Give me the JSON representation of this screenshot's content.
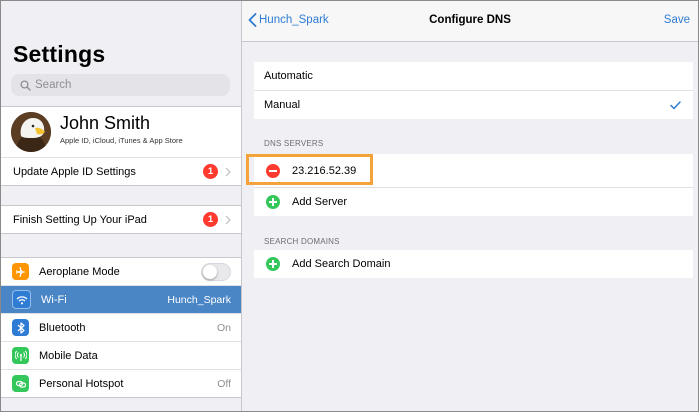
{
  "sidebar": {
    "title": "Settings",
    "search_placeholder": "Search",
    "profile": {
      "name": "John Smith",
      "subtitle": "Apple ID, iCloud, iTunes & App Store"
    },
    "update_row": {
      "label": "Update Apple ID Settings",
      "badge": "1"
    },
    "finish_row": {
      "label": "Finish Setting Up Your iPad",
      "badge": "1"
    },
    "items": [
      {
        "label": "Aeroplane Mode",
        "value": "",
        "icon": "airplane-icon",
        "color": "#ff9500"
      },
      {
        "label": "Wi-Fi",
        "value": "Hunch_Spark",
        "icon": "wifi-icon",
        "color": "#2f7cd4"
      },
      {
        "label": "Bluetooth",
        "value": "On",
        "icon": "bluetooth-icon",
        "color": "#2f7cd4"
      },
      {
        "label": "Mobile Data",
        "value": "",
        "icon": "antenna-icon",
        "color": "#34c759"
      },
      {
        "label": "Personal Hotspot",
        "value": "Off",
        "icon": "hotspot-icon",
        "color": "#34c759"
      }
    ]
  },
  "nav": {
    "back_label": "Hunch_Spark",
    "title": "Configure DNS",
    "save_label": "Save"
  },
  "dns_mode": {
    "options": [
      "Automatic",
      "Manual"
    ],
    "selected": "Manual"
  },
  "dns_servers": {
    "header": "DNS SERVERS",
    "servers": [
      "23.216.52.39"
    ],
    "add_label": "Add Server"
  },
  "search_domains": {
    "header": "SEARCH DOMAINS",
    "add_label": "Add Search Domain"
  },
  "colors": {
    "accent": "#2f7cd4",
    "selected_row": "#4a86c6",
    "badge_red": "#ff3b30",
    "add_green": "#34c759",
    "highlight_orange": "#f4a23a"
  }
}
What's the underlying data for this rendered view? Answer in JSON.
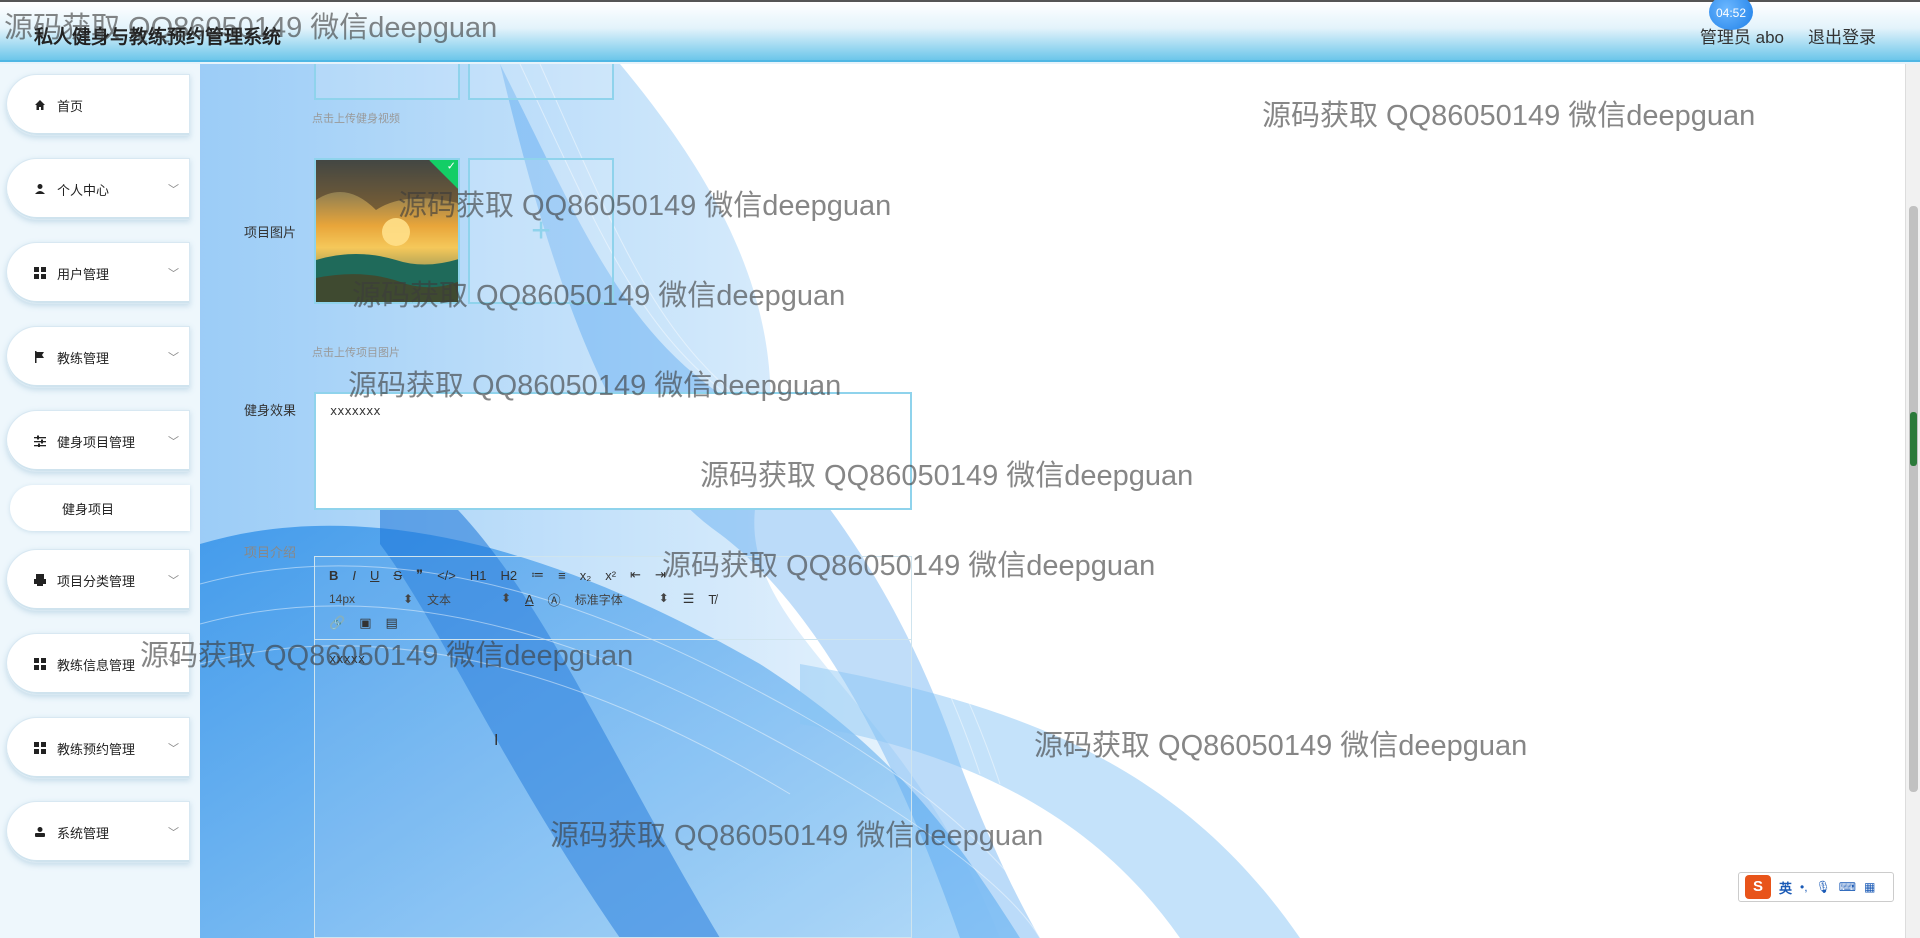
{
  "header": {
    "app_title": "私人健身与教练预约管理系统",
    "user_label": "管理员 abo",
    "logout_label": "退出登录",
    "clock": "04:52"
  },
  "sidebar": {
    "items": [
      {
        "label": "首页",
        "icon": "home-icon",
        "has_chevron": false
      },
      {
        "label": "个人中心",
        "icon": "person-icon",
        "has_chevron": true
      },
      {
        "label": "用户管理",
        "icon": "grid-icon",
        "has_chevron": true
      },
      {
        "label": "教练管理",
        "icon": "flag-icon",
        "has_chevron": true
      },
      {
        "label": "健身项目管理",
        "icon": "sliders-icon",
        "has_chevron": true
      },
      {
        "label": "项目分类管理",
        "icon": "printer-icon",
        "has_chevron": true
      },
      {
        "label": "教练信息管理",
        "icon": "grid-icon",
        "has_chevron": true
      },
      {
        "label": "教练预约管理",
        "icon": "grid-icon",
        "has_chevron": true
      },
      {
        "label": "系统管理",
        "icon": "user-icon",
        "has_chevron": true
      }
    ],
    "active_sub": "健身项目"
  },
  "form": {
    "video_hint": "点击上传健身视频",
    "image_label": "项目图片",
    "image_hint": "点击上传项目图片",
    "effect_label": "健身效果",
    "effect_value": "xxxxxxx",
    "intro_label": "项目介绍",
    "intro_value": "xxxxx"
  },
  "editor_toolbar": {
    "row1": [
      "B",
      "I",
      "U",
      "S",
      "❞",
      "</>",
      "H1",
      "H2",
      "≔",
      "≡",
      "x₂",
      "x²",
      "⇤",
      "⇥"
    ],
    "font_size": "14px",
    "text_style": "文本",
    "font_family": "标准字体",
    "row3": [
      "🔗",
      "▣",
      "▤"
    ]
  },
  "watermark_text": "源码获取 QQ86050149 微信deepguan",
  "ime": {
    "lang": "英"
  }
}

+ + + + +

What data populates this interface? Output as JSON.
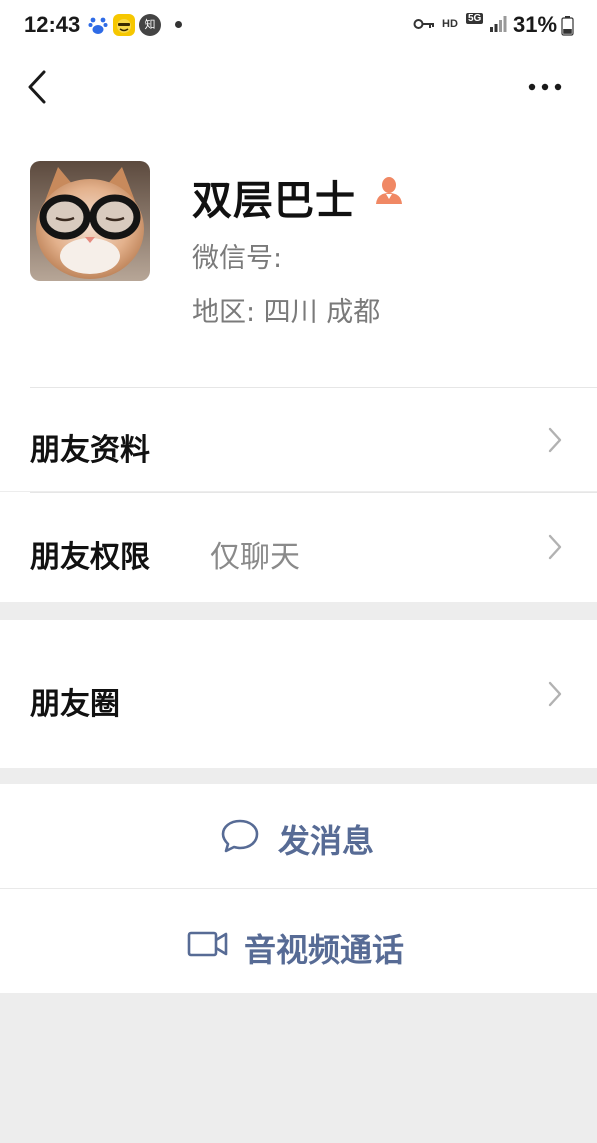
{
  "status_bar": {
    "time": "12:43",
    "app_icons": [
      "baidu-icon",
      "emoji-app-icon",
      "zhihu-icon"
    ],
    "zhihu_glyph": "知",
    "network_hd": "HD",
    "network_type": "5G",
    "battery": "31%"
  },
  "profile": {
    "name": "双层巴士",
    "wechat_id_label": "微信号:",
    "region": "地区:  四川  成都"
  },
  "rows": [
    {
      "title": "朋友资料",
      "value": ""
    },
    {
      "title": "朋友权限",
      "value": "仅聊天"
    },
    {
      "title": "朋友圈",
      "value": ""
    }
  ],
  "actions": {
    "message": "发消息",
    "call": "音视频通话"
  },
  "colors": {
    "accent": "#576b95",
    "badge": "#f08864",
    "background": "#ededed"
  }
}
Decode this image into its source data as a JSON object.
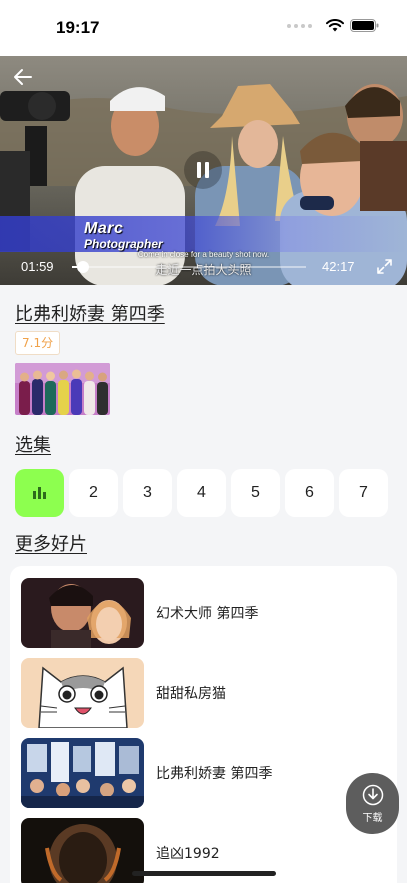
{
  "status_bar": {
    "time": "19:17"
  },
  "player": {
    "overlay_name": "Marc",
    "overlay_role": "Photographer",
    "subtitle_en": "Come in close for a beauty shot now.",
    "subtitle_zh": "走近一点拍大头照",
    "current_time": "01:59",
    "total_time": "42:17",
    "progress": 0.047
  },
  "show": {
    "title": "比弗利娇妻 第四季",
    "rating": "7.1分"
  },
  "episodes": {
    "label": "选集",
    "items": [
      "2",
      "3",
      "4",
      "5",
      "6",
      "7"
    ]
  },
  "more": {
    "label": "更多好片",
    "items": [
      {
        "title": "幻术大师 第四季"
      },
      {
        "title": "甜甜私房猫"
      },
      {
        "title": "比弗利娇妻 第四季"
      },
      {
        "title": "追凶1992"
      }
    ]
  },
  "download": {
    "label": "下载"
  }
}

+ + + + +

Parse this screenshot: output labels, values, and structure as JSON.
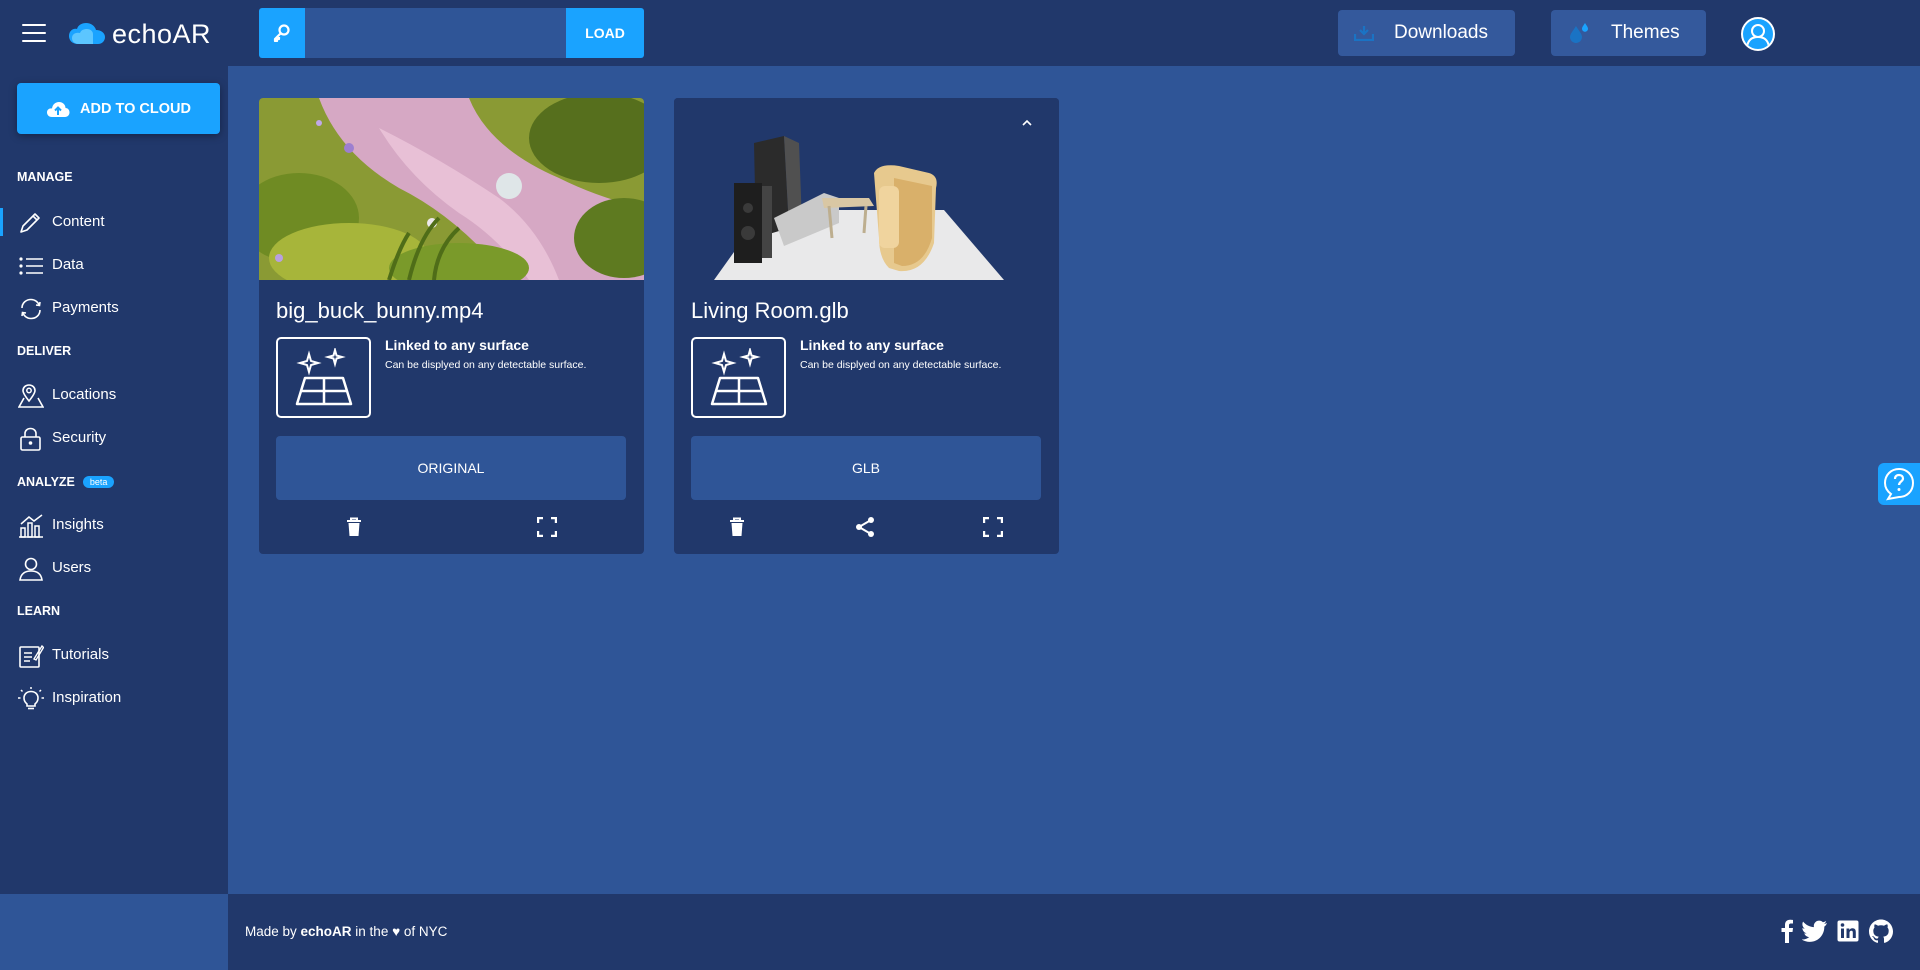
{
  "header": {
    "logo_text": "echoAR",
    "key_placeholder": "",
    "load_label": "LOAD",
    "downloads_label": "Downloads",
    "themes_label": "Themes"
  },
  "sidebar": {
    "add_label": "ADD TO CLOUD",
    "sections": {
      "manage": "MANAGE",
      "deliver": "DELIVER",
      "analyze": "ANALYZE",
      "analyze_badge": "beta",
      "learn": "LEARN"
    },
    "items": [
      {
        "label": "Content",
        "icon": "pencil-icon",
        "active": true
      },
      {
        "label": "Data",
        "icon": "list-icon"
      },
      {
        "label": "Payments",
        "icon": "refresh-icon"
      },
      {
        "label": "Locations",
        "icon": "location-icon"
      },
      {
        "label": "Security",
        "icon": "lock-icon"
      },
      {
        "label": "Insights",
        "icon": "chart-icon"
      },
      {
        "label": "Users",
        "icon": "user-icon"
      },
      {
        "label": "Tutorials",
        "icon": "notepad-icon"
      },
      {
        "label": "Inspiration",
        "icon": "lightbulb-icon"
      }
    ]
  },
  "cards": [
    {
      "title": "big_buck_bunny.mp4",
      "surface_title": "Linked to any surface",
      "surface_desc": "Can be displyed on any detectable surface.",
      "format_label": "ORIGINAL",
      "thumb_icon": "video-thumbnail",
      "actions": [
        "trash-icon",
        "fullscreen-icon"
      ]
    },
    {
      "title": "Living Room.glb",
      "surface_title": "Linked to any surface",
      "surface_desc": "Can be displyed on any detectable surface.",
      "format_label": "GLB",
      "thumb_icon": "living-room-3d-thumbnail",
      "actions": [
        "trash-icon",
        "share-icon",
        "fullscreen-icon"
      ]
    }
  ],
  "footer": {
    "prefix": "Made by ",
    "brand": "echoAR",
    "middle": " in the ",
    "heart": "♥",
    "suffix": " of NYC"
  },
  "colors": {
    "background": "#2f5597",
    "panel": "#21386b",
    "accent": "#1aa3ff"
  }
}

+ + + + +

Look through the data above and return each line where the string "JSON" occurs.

Give me the JSON representation of this screenshot's content.
What's the underlying data for this rendered view? Answer in JSON.
What data populates this interface? Output as JSON.
Decode this image into its source data as a JSON object.
Parse this screenshot: output labels, values, and structure as JSON.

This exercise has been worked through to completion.